[App and web page records]
#####
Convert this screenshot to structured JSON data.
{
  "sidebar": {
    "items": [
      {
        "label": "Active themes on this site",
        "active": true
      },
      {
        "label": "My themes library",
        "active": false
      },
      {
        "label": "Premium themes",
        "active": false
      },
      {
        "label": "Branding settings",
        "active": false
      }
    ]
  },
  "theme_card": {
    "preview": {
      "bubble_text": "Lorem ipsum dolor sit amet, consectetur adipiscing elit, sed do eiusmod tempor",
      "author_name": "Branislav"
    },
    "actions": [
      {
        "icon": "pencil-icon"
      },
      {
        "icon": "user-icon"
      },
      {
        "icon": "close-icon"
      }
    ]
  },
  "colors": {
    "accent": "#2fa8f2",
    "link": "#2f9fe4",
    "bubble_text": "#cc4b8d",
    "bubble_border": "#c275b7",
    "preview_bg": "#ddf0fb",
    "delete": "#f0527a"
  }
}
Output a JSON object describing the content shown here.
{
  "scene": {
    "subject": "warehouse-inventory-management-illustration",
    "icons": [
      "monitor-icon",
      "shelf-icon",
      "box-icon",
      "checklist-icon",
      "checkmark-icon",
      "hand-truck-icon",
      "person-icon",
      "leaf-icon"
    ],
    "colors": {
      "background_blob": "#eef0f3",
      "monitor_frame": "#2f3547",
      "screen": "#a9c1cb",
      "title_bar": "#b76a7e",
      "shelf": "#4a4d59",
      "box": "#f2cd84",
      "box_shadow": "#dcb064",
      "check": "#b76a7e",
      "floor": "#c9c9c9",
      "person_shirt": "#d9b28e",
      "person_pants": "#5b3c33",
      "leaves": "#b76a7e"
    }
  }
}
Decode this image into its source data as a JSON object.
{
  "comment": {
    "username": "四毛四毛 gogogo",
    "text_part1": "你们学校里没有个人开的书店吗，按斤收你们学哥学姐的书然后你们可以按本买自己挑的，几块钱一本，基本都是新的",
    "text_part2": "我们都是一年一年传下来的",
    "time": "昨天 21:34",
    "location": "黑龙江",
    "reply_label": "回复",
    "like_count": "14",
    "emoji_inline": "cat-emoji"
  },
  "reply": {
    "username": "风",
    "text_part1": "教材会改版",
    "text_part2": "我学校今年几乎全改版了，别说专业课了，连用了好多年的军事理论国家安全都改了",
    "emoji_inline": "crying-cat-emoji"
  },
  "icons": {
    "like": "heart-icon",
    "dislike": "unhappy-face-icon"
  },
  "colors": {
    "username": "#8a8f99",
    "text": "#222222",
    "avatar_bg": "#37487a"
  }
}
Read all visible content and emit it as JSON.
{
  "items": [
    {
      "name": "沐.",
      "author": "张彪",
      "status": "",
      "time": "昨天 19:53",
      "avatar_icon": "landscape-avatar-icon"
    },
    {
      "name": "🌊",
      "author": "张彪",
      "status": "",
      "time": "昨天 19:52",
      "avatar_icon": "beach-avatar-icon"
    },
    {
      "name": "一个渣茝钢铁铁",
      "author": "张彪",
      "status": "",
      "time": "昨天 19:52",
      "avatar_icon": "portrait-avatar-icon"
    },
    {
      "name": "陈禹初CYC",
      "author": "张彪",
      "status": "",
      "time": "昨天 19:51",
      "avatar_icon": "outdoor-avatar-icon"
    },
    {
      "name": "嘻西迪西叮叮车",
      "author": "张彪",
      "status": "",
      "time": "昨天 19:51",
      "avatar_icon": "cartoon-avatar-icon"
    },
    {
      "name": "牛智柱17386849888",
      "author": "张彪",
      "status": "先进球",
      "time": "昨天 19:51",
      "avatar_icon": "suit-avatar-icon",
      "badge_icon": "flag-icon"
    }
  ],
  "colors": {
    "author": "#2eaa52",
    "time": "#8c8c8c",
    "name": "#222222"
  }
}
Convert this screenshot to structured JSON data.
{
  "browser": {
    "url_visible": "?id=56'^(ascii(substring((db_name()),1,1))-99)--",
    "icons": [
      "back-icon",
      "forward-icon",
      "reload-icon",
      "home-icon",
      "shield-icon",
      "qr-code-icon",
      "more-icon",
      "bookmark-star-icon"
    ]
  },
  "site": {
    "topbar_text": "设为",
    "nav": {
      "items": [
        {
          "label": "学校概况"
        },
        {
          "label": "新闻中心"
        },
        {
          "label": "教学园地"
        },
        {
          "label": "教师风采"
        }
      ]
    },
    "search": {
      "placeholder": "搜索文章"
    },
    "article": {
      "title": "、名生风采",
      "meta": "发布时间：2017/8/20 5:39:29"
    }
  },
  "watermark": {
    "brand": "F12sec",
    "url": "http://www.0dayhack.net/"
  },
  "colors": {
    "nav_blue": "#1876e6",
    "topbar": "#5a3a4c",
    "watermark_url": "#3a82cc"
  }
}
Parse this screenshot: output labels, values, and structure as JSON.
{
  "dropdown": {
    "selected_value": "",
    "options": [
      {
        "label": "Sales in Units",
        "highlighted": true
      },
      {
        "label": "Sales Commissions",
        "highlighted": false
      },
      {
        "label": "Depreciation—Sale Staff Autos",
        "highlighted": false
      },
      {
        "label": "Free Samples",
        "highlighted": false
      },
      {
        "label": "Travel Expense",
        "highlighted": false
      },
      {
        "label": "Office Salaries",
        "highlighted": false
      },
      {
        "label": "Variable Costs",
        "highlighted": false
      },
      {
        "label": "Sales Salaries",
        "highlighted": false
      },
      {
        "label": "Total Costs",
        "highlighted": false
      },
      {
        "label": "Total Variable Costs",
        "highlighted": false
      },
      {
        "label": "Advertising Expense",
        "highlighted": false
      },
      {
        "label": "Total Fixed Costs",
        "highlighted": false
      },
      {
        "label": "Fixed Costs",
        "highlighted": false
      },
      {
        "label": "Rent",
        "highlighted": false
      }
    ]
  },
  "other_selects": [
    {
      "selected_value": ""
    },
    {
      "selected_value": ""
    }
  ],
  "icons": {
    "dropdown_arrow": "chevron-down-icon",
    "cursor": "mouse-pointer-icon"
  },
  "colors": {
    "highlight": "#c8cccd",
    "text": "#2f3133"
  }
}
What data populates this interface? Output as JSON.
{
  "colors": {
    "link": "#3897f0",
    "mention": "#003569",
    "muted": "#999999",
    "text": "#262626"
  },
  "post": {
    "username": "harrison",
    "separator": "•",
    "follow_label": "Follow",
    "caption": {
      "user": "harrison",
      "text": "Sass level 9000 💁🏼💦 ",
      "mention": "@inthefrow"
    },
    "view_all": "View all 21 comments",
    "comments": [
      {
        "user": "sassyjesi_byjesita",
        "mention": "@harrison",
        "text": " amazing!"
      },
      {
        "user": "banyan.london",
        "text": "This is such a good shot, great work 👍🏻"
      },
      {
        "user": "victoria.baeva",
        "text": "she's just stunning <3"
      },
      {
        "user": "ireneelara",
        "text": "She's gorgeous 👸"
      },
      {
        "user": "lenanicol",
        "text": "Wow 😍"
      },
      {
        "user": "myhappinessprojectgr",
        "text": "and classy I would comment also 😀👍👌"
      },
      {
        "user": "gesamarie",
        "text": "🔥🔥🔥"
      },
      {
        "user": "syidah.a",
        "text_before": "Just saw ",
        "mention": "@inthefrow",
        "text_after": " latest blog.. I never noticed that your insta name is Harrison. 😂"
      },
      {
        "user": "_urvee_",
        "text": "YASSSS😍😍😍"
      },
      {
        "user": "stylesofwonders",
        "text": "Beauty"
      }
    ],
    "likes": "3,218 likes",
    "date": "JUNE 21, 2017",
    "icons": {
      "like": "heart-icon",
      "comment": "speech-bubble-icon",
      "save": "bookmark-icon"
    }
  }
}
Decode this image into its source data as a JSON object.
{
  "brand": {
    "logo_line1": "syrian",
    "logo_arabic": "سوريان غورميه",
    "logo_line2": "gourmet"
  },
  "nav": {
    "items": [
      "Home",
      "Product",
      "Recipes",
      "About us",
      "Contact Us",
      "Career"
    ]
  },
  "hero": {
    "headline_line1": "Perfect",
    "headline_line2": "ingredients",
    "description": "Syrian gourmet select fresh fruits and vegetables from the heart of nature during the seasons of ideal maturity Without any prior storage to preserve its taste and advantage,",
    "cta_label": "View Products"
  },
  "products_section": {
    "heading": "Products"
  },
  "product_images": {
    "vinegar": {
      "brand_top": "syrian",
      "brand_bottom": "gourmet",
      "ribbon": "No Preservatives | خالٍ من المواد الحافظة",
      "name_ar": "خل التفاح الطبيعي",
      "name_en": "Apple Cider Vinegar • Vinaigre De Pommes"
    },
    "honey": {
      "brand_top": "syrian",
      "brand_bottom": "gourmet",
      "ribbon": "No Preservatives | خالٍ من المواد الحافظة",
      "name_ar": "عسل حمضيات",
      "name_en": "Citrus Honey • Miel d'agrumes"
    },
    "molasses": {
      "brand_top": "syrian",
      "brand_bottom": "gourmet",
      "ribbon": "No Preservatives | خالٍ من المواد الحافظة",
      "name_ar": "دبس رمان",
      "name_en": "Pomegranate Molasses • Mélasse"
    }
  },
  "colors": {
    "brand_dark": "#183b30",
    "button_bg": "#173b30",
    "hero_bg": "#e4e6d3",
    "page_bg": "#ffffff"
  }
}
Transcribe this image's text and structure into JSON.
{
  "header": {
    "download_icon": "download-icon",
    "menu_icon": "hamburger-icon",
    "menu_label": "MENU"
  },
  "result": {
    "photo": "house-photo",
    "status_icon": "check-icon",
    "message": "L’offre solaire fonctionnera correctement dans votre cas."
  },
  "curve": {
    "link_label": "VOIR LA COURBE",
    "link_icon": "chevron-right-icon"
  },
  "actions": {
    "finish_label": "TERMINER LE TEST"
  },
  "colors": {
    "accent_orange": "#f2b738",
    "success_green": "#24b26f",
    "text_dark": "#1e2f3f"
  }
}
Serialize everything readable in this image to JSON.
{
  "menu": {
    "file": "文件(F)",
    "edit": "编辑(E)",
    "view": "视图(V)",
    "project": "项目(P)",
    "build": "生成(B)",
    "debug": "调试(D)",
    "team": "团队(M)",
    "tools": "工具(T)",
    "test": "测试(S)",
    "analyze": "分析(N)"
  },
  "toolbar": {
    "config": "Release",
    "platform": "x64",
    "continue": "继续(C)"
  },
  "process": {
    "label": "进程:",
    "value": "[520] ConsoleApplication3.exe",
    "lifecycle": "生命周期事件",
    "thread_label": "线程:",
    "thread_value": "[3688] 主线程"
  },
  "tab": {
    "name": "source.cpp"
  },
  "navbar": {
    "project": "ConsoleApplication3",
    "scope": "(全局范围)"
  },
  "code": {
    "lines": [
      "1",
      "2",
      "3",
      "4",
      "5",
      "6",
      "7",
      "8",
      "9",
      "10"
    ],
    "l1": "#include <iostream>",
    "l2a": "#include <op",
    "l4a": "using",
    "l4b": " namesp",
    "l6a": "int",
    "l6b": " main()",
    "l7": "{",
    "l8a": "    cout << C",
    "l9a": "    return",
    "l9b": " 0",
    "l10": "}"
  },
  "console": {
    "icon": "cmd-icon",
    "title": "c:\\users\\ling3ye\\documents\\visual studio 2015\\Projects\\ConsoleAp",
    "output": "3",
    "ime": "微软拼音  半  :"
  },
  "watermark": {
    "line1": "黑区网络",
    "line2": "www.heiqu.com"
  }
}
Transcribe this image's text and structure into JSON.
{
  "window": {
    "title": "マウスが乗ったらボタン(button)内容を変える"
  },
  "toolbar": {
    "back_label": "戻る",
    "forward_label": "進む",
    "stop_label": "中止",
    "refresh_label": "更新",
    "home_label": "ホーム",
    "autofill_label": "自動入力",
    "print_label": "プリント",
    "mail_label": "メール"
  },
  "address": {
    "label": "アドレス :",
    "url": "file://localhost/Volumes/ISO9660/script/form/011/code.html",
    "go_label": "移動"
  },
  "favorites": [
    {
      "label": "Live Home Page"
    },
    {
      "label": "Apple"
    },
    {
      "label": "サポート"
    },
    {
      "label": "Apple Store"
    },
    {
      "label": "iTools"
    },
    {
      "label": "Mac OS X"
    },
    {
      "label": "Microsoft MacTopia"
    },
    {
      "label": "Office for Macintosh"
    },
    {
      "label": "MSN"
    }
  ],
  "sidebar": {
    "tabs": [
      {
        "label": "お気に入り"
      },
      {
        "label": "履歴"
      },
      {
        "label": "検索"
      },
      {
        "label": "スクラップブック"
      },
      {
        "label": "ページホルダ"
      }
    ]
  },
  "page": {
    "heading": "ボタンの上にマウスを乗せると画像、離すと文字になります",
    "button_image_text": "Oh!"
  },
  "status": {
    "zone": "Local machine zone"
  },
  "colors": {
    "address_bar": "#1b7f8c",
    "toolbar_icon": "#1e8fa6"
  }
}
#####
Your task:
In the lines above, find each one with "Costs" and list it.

Output for this task:
        "label": "Variable Costs",
        "label": "Total Costs",
        "label": "Total Variable Costs",
        "label": "Total Fixed Costs",
        "label": "Fixed Costs",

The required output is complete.